There’s nothing deep here, no hidden meanings, no allegories to the human condition. It’s just a version of the end of the world you can munch on buttered popcorn to. I give it three and a half still-moving zombie fingers out of five.
Let me get what’s wrong with Man of Steel out of the way first.
The final act – the huge final battle sequence that’s become de rigueur for superhero flicks – is interminable. Not only do we get one that just goes on and on and on and on, then when get the personal showdown between Superman and General Zod that goes on and on and on and on.
With millions being spent on CGI effects, it’s already become a tired trope that final battles must feature the destruction of a city. In this case, Man of Steel aims to top Avengers by not only destroying a small town, but utterly destroying New York. Sorry, I mean Metropolis.
Superman of the comic books wouldn’t have allowed such wanton destruction — he was always concerned with protecting innocent bystanders. While much is made of his concern for a family of innocent bystanders in the finale, the rest of the half-hour to 45 minutes of battles seem to offer no such concern at all. At least 4 or 5 buildings get knocked over.
Product placement. Enough with the IHOP already.
Superman as Messiah. The film really packs in the Jesus references. Several crucifix poses for Superman, a critical moment of decision backed with a picture of Jesus in prayer, and Superman’s referencing that he’s lived on earth for 33 years. Okay, we get it. I’m sure the nice Jewish boys who invented Superman would have loved that.
Okay, here’s what’s right with Man of Steel.
First, I like looking at Amy Adams. Always have, always will.
The absolute best part is Kevin Costner as Jonathan Kent, Superman’s adoptive father. In two of the scenes, Costner gives the best performances of his career. One, a simple line that packs so much emotional punch I felt it in my chest. “Can’t I just go on pretending to be your son?” young Clark Kent asks. “You ARE my son!” Pa Kent replies, but with a line reading that carried with it the entire emotional weight of the film. And maybe a couple other movies besides. I love you, dad.

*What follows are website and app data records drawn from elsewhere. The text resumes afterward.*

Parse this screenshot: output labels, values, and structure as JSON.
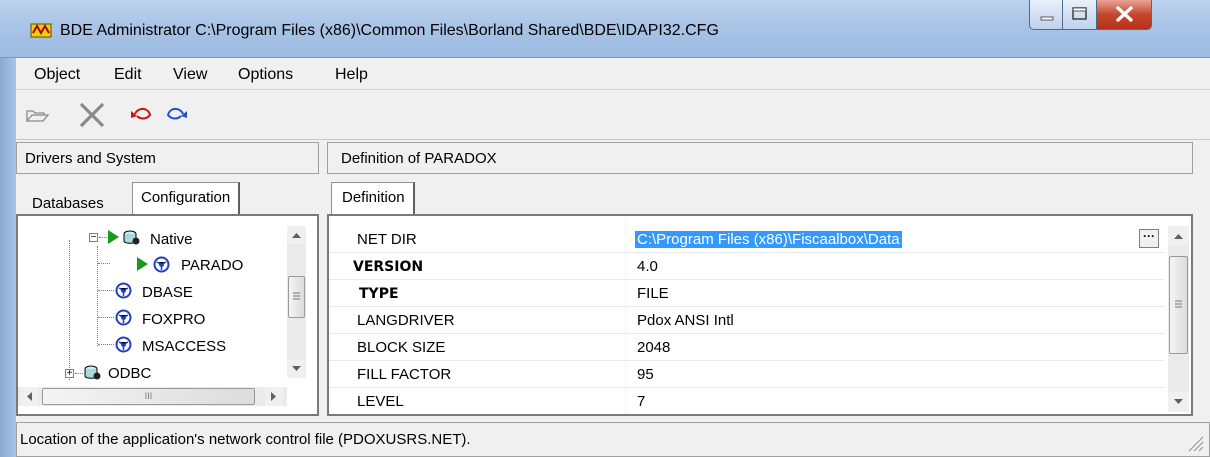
{
  "window": {
    "title": "BDE Administrator  C:\\Program Files (x86)\\Common Files\\Borland Shared\\BDE\\IDAPI32.CFG",
    "controls": [
      "minimize-icon",
      "maximize-icon",
      "close-icon"
    ]
  },
  "menu": {
    "object": "Object",
    "edit": "Edit",
    "view": "View",
    "options": "Options",
    "help": "Help"
  },
  "toolbar": {
    "icons": [
      "open-folder-icon",
      "delete-x-icon",
      "undo-icon",
      "redo-icon"
    ]
  },
  "left_panel": {
    "header": "Drivers and System",
    "tabs": {
      "databases": "Databases",
      "configuration": "Configuration"
    },
    "tree": {
      "native": "Native",
      "paradox": "PARADO",
      "dbase": "DBASE",
      "foxpro": "FOXPRO",
      "msaccess": "MSACCESS",
      "odbc": "ODBC"
    },
    "hscroll_grip": "III"
  },
  "right_panel": {
    "header": "Definition of PARADOX",
    "tab": "Definition",
    "rows": [
      {
        "name": "NET DIR",
        "value": "C:\\Program Files (x86)\\Fiscaalbox\\Data"
      },
      {
        "name": "VERSION",
        "value": "4.0"
      },
      {
        "name": "TYPE",
        "value": "FILE"
      },
      {
        "name": "LANGDRIVER",
        "value": "Pdox ANSI Intl"
      },
      {
        "name": "BLOCK SIZE",
        "value": "2048"
      },
      {
        "name": "FILL FACTOR",
        "value": "95"
      },
      {
        "name": "LEVEL",
        "value": "7"
      }
    ],
    "ellipsis_button": "···"
  },
  "status": {
    "text": "Location of the application's network control file (PDOXUSRS.NET)."
  },
  "colors": {
    "selection": "#3399ff",
    "play_arrow": "#1a9a1a",
    "driver_icon": "#1f3fbf",
    "undo_redo": "#d01010"
  }
}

In another, it’s just a moment. Costner doesn’t say a word, but the moment packs an equal emotional wallop.
If for nothing else, those two short scenes make Man of Steel unforgettable.

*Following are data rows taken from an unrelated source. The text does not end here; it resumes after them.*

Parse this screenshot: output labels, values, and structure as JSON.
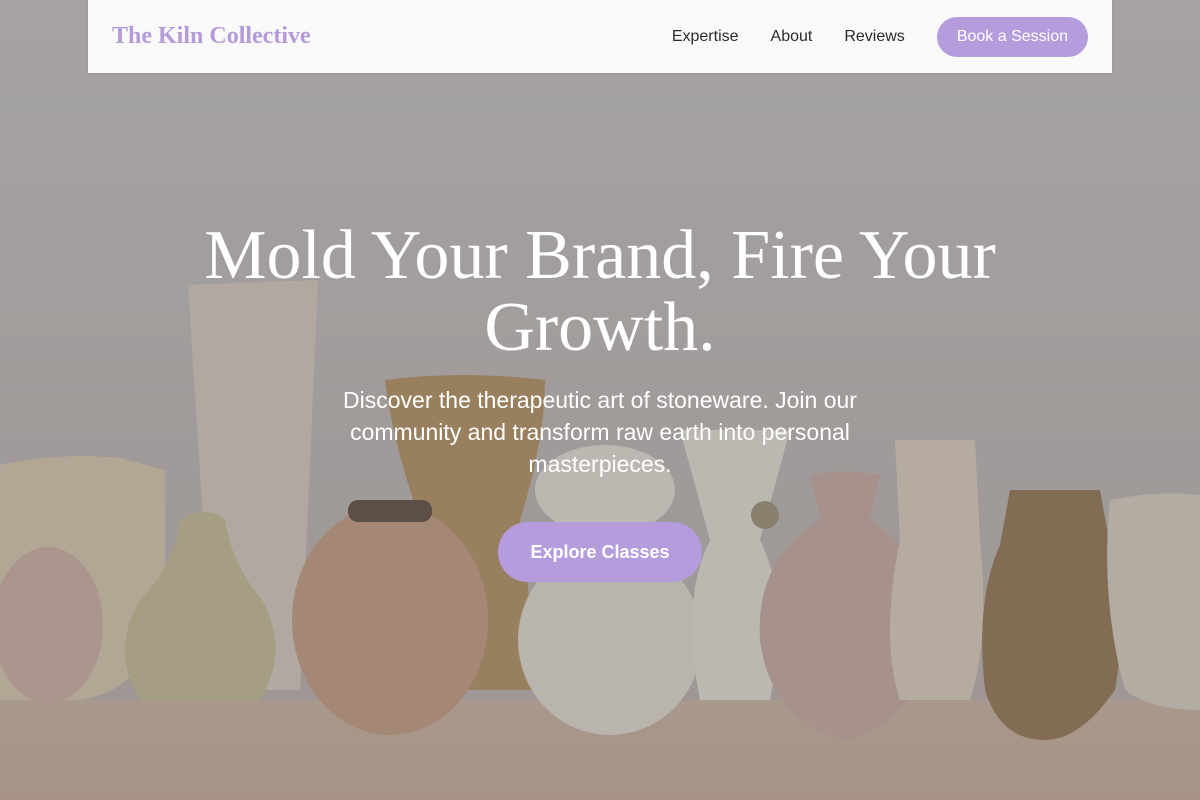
{
  "nav": {
    "brand": "The Kiln Collective",
    "links": [
      {
        "label": "Expertise"
      },
      {
        "label": "About"
      },
      {
        "label": "Reviews"
      }
    ],
    "cta_label": "Book a Session"
  },
  "hero": {
    "title": "Mold Your Brand, Fire Your Growth.",
    "subtitle": "Discover the therapeutic art of stoneware. Join our community and transform raw earth into personal masterpieces.",
    "cta_label": "Explore Classes",
    "background_image": "stoneware-vases-photo"
  },
  "colors": {
    "accent": "#b59ddd",
    "brand_text": "#b49ad8",
    "nav_background": "#f9f9f9"
  }
}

The movie boasts plenty of other great performances. Michael Shannon is terrific as Zod, who doesn’t play the villain as a villain, he plays it as if he’s the hero fighting the whole world. That’s always the best way to play the heavy. Diane Lane isn’t on screen nearly enough. Russell Crowe is awesome.
The opening Krypton sequence is great, even if a bit Lord of the Rings/Avatarish.
The Christopher Nolan influence was a source of concern going in — making Batman brooding and world-weary worked for that character, but it wouldn’t work for Superman. I was hoping they wouldn’t go that route — and they didn’t. They did, however, choose to humanize Superman by making him first a child who just wants to be like the other kids, and then a young man who desperately wants to know who he is and where he fits in the world. Those scenes, contrary to what some other critics have said, give this version of Superman an emotional resonance I’ve always felt the others lacked.
Did I mention I like looking at Amy Adams? I got a thing for her. Can’t help it.
The music. Hans Zimmer nails this one. The score is wonderful. It’s memorable, soaring, heroic, and makes great use of drum lines.
Focusing a little more on the sci-fi elements of the Superman story — I confess, I like that aspect a lot.
This version is definitely better than the awful Superman Returns from a few years ago, but the bottom line for people in my age group is this: Is it better than 1978’s Superman The Movie? To be completely honest with you, I think Man of Steel beats it out in the final analysis. It can’t top it when it comes to action, that’s for sure. Maybe Man of Steel is a little too serious… but I think it struck the right tone, and 1978’s version does indeed show it’s age.
Four phone booths out of five for Man of Steel.